[Component data from apps and pages]
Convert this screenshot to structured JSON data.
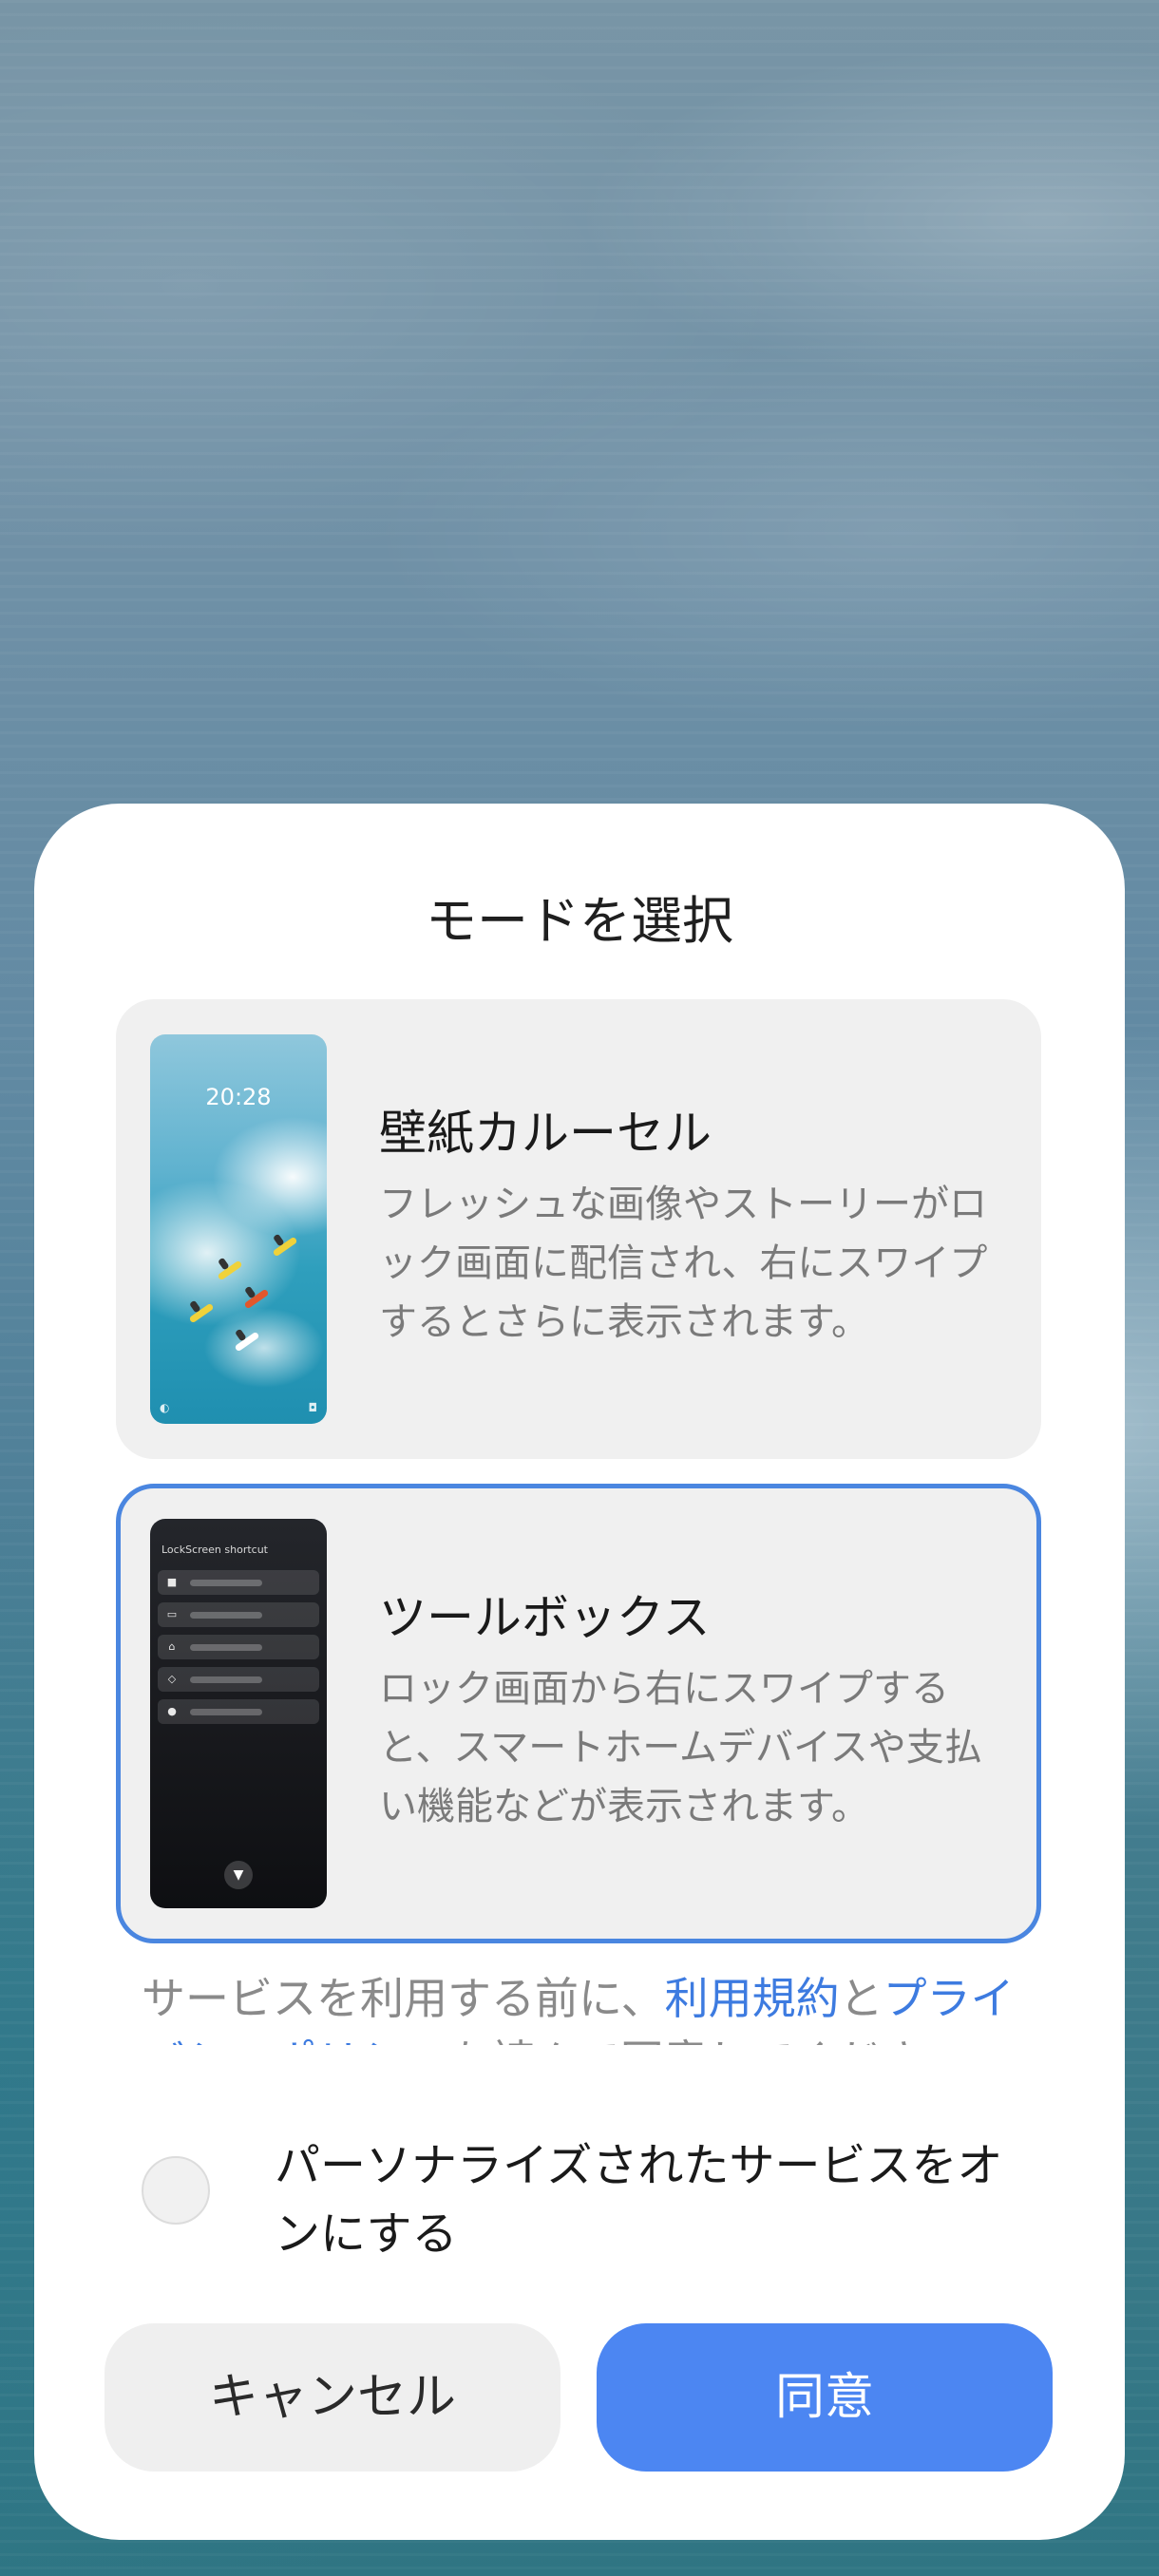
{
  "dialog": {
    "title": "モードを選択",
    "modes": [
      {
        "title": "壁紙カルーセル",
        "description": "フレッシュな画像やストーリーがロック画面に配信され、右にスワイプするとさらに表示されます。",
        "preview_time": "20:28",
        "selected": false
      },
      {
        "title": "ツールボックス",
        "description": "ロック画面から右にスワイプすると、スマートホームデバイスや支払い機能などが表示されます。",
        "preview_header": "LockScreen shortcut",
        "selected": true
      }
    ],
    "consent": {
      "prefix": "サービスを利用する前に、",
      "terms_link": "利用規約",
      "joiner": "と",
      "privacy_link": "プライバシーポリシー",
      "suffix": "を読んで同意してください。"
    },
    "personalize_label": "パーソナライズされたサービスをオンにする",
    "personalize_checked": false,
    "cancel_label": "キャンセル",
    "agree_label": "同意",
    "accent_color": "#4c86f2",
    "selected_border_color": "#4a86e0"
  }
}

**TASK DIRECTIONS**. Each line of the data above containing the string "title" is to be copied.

**WRITTEN RESPONSE**.
    "title": "モードを選択",
        "title": "壁紙カルーセル",
        "title": "ツールボックス",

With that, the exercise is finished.